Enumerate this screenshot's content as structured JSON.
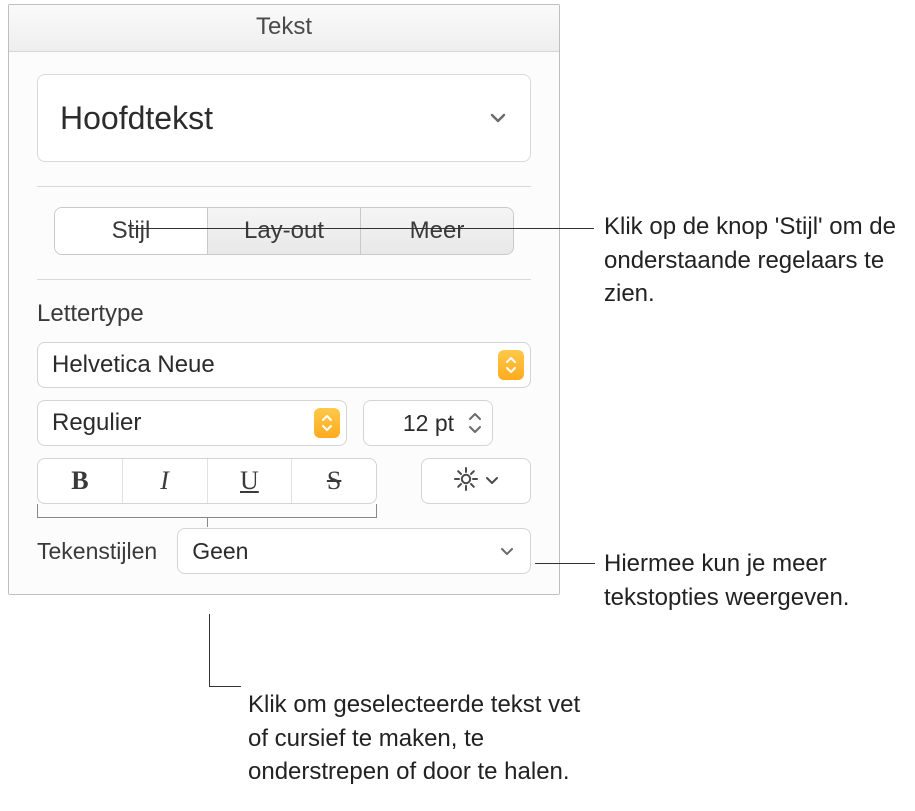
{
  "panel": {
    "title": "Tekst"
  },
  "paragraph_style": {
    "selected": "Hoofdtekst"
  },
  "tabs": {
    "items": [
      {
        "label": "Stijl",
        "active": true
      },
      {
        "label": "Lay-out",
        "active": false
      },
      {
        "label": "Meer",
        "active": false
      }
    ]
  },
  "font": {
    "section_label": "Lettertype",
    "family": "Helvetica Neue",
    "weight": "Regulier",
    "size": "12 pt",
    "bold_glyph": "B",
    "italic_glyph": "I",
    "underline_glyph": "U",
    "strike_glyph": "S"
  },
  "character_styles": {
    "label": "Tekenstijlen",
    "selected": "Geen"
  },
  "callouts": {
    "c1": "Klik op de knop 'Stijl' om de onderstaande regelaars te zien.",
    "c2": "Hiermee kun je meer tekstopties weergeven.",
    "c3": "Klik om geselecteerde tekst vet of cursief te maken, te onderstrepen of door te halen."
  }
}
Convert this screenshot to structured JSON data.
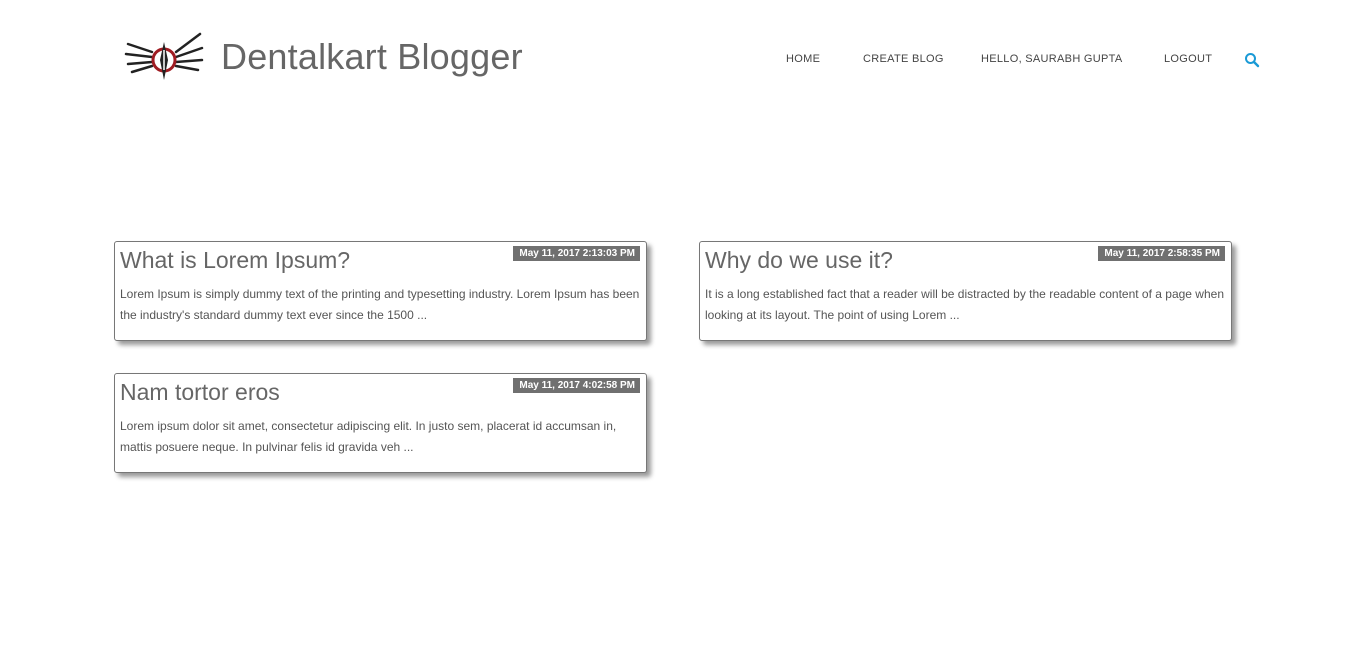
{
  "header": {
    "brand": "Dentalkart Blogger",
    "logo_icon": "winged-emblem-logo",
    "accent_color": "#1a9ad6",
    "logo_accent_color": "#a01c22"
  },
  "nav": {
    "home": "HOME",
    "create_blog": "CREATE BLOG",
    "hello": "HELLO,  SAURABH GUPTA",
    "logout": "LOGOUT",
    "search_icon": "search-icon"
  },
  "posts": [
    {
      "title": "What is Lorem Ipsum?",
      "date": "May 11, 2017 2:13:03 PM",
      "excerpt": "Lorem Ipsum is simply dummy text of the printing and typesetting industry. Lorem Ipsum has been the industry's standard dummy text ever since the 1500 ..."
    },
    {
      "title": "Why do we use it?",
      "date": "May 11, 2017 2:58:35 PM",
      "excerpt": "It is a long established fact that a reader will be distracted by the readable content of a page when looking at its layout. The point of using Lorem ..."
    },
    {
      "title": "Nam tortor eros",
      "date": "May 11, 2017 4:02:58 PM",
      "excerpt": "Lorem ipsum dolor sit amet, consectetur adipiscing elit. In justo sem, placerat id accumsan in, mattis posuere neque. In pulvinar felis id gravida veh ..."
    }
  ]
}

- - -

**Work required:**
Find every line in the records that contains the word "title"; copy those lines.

**Task output:**
    "title": "Tekst"
      "title": "What is Lorem Ipsum?",
      "title": "Why do we use it?",
      "title": "Nam tortor eros",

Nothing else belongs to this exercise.